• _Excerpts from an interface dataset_
- - -

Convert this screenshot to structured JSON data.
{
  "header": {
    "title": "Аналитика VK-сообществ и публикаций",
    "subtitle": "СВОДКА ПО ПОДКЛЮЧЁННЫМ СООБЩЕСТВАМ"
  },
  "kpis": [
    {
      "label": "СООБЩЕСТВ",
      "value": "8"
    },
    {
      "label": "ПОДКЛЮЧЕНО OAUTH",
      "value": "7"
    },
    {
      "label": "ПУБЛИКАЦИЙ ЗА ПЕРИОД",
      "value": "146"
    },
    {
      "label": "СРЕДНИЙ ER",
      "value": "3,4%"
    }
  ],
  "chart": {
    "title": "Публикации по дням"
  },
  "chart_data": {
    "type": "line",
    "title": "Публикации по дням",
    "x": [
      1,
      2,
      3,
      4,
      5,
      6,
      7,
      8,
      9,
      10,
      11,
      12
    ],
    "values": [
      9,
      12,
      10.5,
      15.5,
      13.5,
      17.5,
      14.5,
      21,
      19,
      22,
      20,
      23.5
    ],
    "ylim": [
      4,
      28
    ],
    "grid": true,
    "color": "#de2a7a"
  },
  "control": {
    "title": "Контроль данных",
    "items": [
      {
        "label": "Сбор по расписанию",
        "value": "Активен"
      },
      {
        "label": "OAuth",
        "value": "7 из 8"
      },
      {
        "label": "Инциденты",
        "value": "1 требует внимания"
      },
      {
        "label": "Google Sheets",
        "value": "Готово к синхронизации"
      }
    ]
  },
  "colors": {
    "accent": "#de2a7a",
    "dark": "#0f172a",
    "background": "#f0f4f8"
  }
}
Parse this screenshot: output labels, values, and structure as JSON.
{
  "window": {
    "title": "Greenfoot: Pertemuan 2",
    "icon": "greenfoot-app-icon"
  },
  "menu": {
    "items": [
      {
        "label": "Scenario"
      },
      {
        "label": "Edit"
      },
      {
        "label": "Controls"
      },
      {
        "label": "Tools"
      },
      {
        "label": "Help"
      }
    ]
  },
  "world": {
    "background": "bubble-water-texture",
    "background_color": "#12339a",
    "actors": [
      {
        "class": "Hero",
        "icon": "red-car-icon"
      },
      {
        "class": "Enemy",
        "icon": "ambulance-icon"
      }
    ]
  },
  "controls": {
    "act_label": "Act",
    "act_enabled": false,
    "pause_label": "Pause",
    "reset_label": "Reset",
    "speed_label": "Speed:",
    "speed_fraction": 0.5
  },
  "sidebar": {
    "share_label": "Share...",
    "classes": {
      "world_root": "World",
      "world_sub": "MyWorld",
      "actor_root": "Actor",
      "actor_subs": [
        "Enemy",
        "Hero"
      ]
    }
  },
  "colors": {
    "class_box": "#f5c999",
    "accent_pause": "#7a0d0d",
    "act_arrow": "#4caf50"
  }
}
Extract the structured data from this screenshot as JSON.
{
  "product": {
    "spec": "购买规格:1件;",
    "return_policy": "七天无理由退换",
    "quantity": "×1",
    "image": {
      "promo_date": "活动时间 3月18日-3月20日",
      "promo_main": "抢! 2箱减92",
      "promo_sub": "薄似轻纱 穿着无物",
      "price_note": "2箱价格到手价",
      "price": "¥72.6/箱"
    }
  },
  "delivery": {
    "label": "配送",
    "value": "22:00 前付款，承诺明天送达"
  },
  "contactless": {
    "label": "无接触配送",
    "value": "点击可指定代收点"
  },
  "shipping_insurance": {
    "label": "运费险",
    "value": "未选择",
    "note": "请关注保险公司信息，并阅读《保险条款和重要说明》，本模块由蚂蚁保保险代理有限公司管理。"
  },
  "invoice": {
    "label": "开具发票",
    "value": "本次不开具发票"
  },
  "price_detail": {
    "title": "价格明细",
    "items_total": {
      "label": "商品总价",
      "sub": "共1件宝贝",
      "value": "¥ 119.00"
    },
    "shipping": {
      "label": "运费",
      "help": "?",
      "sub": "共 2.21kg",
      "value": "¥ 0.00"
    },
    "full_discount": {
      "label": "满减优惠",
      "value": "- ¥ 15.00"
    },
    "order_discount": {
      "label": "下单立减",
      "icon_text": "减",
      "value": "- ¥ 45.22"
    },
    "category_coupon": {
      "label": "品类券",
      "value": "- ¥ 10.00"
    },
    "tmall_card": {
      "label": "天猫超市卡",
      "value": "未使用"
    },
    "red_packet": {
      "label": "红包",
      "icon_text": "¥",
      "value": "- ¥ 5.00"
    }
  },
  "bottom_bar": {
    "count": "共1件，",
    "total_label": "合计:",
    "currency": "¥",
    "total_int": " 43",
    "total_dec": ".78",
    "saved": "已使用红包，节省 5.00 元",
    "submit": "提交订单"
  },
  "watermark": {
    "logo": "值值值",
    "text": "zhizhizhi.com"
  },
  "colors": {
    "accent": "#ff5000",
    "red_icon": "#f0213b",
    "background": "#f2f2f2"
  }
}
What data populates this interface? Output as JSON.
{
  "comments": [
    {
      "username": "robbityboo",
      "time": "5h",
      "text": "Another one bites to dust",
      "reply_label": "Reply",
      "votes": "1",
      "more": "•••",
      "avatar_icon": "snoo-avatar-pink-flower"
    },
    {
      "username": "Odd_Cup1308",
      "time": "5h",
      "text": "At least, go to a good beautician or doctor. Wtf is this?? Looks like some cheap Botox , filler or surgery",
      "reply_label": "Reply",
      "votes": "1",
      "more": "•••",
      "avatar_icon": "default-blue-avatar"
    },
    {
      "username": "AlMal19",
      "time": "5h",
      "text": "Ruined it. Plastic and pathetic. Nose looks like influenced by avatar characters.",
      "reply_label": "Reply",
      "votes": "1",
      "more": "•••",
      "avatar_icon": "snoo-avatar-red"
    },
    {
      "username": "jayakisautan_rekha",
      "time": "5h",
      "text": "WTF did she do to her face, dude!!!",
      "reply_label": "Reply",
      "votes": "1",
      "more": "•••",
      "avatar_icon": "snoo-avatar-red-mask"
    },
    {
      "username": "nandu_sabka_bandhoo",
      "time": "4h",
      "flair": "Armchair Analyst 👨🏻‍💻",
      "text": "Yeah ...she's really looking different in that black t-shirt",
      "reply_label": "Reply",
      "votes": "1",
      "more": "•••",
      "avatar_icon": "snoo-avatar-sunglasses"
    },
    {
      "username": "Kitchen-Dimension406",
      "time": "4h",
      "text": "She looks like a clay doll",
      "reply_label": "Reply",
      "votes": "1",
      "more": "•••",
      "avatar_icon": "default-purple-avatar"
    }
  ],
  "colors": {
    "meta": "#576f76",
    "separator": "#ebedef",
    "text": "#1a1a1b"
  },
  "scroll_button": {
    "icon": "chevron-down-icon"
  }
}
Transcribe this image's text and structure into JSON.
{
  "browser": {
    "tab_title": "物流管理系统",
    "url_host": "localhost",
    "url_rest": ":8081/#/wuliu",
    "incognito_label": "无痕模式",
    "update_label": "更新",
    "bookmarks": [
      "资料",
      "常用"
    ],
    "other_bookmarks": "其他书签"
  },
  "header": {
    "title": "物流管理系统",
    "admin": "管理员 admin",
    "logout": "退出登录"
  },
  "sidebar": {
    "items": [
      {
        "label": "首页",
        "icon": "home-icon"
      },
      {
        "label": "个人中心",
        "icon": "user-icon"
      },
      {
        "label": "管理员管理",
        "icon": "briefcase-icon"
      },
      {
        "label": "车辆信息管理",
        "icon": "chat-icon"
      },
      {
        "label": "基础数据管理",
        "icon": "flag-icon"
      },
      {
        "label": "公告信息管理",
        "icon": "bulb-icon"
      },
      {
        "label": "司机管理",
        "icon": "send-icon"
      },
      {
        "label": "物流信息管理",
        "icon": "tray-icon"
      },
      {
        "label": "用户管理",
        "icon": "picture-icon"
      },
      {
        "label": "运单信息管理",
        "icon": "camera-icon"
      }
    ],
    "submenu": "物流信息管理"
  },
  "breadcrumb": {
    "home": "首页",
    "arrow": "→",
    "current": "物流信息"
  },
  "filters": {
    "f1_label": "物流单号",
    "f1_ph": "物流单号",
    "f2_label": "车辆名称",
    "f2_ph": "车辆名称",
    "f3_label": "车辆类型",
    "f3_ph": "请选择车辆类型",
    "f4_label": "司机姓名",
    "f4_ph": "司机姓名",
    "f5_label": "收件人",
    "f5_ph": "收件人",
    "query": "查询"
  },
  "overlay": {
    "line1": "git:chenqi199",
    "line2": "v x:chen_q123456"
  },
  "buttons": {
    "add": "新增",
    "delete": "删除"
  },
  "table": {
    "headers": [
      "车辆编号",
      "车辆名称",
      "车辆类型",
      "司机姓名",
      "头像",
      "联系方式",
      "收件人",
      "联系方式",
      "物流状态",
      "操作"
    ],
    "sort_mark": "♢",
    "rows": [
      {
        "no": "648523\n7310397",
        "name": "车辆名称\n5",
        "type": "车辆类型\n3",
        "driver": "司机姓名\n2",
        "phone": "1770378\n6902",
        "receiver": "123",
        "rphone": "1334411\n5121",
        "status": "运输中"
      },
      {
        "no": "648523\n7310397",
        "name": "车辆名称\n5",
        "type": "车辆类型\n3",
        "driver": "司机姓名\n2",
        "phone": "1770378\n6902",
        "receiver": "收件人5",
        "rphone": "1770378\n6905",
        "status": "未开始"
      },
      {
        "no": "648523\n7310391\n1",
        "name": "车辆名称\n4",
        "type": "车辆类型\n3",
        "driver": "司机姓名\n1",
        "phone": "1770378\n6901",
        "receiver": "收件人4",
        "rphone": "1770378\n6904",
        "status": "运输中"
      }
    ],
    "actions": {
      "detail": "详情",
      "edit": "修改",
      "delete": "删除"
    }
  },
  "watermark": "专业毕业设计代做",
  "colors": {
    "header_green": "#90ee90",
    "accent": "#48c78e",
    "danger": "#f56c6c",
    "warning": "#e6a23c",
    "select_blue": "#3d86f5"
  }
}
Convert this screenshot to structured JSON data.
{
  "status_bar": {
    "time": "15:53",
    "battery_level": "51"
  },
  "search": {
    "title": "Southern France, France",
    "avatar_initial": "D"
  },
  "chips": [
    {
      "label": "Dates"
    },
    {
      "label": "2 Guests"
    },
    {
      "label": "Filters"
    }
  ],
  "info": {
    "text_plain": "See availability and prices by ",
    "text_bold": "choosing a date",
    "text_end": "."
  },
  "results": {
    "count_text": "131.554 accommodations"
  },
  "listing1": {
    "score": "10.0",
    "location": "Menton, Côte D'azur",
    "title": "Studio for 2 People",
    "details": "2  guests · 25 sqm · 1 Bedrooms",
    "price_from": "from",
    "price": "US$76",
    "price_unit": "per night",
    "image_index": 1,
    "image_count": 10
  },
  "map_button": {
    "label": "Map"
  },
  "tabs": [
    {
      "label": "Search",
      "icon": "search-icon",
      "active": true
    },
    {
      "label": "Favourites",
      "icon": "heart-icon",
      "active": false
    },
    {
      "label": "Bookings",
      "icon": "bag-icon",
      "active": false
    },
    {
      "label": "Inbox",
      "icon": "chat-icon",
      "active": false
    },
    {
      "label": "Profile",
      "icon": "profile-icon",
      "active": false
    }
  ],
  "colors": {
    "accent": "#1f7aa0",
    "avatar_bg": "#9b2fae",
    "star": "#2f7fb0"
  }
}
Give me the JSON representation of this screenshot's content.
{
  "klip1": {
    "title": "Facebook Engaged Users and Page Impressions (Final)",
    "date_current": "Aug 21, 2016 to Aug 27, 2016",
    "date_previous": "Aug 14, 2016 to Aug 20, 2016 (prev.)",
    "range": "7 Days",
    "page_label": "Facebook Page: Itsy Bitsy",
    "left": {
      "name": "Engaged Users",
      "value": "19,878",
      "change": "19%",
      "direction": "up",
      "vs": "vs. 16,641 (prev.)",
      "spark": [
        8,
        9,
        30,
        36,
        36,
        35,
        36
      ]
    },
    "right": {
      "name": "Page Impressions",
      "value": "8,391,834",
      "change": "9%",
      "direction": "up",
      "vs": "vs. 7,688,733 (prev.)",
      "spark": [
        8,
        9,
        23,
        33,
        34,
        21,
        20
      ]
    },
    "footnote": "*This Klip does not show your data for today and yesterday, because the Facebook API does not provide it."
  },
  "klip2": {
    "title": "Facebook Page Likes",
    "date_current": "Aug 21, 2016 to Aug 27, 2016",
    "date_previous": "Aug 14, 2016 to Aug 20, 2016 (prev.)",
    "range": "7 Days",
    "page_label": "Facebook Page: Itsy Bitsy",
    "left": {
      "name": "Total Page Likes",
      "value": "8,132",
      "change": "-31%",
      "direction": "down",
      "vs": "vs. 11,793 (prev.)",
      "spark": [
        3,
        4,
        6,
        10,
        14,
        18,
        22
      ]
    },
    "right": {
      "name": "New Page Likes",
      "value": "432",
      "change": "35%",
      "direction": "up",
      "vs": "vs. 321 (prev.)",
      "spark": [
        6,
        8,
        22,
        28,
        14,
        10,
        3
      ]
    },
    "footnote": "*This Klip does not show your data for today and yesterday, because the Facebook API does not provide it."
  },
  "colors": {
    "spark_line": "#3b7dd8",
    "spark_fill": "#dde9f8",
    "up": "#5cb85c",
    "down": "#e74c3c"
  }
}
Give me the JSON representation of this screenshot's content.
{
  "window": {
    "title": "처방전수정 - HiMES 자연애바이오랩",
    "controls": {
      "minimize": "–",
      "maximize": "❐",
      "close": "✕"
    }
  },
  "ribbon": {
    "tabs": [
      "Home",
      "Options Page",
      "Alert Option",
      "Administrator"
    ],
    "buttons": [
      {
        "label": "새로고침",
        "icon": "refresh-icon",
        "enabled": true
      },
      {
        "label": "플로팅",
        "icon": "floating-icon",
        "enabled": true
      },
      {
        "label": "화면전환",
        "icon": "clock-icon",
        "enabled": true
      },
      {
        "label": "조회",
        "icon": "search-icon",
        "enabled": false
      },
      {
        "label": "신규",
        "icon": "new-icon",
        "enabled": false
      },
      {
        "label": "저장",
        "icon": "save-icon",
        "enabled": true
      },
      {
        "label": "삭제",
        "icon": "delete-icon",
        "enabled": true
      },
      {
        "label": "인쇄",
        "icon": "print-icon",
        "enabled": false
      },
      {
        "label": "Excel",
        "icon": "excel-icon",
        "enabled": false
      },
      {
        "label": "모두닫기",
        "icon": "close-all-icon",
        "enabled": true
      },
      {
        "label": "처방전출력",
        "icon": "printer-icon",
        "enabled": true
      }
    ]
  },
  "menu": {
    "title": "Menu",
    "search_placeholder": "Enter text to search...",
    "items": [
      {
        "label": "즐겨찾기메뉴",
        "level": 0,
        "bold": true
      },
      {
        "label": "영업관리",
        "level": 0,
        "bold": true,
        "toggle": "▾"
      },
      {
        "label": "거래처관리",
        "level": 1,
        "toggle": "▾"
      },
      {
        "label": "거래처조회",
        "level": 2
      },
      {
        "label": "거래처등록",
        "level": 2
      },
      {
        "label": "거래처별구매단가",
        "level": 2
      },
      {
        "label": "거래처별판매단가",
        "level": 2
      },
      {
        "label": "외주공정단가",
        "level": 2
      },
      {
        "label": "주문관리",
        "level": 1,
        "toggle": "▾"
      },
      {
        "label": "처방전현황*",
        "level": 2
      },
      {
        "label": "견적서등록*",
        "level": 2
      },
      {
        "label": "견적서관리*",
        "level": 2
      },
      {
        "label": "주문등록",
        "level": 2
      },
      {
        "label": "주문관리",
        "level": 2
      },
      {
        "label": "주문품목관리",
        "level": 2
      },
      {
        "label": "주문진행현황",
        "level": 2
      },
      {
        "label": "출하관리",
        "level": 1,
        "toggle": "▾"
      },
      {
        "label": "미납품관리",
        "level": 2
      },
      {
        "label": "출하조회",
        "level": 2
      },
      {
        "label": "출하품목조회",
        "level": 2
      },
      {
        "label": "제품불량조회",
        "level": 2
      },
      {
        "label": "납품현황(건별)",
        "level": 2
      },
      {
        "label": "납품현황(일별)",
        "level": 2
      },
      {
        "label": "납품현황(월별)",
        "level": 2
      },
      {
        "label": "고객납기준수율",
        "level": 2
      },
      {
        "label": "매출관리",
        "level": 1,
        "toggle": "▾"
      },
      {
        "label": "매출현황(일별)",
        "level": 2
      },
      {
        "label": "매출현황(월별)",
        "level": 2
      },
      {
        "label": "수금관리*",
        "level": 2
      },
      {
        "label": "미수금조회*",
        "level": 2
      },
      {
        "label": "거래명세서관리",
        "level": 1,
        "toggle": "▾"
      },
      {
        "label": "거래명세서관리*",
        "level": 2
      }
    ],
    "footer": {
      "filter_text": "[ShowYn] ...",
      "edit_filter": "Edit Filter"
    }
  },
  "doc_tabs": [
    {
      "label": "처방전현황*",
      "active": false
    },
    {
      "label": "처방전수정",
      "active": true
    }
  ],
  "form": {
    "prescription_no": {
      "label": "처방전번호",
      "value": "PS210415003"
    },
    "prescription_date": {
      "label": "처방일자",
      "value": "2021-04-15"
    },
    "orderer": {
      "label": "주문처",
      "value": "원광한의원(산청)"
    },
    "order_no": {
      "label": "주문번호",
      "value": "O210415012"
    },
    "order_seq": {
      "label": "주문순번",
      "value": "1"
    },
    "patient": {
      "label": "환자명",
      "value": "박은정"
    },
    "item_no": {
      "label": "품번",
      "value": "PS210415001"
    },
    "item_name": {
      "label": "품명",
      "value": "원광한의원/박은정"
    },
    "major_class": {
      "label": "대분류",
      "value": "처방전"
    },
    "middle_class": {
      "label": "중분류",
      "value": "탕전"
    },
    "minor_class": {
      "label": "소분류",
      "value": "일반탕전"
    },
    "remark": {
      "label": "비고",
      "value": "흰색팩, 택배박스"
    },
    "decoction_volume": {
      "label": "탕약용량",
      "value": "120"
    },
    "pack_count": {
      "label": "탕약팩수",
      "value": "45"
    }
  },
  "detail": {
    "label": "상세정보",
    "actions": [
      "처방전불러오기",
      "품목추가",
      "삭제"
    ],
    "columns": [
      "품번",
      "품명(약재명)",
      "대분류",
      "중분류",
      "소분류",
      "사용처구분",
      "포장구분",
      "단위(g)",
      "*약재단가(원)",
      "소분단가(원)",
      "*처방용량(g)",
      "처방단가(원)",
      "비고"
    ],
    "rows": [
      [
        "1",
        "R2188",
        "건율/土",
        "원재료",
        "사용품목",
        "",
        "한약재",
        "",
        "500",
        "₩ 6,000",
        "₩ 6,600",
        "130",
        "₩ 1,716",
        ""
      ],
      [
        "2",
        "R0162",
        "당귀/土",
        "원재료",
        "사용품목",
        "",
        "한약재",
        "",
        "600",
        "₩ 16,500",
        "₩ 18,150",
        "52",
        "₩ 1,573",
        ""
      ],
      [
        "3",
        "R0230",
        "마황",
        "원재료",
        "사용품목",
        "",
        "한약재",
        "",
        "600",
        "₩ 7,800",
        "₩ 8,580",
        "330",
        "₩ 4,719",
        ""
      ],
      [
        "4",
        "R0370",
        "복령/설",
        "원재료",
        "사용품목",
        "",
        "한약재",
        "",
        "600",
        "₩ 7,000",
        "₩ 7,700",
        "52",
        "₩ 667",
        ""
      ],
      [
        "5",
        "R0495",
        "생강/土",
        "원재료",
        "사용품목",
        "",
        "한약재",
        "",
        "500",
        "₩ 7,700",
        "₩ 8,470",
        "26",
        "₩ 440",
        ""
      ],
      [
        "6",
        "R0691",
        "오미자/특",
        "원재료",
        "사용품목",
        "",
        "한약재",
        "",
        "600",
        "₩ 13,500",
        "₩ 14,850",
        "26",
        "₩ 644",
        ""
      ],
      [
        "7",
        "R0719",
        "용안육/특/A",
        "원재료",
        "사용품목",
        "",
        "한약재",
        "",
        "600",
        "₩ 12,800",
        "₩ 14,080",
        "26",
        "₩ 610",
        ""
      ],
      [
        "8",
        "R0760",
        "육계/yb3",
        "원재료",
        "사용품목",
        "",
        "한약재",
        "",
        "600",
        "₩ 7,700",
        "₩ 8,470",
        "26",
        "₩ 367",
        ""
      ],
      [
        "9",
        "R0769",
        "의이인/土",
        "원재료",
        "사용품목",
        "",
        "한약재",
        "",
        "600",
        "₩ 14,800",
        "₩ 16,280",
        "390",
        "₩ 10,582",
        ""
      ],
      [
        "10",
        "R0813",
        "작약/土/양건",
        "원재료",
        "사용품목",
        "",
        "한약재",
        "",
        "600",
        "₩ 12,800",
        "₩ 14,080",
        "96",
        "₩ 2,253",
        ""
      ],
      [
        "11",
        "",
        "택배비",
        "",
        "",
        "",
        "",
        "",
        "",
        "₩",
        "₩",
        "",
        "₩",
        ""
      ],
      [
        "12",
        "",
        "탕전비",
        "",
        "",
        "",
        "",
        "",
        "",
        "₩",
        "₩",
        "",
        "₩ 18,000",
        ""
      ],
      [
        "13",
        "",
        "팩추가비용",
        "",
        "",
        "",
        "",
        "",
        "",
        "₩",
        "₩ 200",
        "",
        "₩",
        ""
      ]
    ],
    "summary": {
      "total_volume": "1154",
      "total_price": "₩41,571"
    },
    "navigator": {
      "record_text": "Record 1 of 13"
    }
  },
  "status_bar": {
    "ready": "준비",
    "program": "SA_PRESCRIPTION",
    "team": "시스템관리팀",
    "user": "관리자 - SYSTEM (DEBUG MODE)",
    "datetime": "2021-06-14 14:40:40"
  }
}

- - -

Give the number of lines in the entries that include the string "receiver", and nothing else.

3